A Co Londonderry man has been found guilty of murdering a pregnant mother-of-four for the second time after three trials over a period of six years.
The trial, which has made legal history, saw Stephen Cahoon, 43, an unemployed labourer, originally from Magherafelt, charged under the Criminal Law Jurisdiction Act of 1976.
Having opted for trial in the Republic of Ireland, he became the first person to be tried there for a murder which had been committed in Northern Ireland.
Cahoon, with a last address at Harvey Street in Londonderry, admitted strangling his ex-girlfriend Jean Teresa Quigley, who was 10 weeks pregnant with his child at the time, but had denied it was murder.
The Central Criminal Court jury heard that Ms Quigley’s naked and bruised body was discovered at her home by her mother, Emma McBride, in Londonderry’s Cornhill Fields area on July 26, 2008.
The jury found Cahoon guilty by unanimous verdict of murdering Ms Quigley after deliberating for almost four hours.

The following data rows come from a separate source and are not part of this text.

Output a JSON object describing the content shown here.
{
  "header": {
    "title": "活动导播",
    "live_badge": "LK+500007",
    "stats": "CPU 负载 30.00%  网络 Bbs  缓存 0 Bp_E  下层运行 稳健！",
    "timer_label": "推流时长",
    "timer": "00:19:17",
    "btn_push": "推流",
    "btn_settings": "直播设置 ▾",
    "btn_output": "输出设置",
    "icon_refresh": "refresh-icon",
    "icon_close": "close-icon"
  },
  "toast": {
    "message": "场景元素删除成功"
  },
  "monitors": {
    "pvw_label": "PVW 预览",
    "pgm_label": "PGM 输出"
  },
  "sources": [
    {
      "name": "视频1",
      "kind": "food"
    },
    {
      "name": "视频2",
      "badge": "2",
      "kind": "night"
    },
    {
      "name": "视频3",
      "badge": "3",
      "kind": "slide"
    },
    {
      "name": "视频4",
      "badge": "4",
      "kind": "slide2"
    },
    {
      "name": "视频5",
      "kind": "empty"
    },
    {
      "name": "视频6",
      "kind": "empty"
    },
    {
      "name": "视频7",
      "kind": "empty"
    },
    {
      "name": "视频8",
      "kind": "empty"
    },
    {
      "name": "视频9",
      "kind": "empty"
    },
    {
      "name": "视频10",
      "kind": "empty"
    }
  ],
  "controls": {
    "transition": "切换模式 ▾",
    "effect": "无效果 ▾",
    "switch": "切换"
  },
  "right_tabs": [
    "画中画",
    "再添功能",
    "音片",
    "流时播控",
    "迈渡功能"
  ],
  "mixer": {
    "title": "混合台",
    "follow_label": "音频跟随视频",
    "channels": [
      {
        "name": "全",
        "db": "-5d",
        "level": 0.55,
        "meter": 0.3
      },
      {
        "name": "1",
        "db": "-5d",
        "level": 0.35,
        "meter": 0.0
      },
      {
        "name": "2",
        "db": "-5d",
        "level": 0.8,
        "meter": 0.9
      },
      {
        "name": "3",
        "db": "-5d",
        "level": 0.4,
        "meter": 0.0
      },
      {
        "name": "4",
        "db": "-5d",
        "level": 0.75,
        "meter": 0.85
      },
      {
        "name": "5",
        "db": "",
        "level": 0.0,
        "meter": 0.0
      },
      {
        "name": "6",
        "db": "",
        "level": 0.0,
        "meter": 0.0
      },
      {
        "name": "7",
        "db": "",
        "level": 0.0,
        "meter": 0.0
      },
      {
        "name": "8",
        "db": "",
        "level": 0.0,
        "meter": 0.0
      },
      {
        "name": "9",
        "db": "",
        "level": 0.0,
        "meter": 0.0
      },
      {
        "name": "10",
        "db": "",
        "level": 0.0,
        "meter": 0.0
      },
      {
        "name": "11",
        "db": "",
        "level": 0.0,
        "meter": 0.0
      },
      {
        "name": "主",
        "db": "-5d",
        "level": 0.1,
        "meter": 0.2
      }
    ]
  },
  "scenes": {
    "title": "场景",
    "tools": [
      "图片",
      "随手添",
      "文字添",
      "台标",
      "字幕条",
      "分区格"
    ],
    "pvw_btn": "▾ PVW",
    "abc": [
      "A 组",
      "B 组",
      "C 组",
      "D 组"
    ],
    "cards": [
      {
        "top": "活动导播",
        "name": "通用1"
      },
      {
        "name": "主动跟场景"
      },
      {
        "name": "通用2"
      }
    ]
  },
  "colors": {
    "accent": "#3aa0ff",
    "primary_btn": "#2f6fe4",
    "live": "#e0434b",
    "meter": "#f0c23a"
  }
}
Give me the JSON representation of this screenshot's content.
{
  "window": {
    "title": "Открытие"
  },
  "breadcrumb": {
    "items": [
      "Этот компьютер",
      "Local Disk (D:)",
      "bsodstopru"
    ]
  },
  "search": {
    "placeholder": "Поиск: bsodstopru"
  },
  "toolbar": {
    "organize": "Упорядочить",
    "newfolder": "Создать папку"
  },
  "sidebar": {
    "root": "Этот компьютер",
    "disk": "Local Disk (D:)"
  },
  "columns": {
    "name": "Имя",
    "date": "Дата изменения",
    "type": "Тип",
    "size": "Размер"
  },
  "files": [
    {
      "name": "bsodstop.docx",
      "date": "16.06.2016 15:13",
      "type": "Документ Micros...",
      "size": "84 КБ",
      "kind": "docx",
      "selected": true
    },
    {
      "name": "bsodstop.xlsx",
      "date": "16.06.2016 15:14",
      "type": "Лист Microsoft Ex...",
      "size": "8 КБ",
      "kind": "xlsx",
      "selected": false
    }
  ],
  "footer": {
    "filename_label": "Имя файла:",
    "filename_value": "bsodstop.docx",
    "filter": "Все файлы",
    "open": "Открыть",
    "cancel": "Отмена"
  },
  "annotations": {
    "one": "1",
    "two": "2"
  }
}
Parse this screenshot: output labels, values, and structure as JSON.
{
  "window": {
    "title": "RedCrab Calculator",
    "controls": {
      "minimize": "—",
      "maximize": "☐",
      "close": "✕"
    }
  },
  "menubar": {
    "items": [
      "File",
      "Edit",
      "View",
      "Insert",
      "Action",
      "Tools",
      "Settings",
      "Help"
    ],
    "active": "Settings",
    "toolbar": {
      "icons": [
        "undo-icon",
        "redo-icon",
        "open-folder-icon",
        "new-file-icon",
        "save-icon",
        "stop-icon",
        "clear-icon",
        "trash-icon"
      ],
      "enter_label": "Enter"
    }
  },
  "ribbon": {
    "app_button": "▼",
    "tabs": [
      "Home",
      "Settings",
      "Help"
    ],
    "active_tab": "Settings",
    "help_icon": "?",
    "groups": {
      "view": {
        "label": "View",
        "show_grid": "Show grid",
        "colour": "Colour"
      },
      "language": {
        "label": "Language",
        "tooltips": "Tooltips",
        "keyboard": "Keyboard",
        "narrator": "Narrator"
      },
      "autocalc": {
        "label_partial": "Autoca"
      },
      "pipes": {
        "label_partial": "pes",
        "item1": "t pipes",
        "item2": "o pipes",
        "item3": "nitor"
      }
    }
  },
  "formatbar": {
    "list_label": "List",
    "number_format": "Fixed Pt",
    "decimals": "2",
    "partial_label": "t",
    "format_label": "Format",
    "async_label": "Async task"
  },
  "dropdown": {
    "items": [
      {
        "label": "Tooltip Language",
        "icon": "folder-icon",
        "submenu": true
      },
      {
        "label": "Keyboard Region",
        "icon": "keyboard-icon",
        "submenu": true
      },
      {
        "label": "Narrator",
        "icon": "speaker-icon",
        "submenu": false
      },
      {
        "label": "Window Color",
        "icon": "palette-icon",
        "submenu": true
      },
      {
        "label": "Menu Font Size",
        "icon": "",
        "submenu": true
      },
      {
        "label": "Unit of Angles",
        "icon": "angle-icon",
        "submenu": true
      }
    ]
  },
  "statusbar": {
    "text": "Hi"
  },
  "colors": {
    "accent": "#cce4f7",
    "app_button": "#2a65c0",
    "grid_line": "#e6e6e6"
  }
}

The defendant, who gave direct evidence at the trial, had told the jury that he “handcuffed” Ms Quigley’s hand to her bed and “taped” her other hand to the other side of the headboard before having sex.
Afterwards Cahoon said he saw “red” when Ms Quigley told him the baby was not his and so he “grabbed and pushed” her and put his “hand on her throat”.
This was Cahoon’s third trial for murdering his pregnant ex-girlfriend and he has served close to 10 years in prison.
In his first Central Criminal Court trial a hung jury failed to reach a verdict.
On April 30, 2012, a jury unanimously found him guilty of murder, only for that conviction to be quashed on appeal in March this year.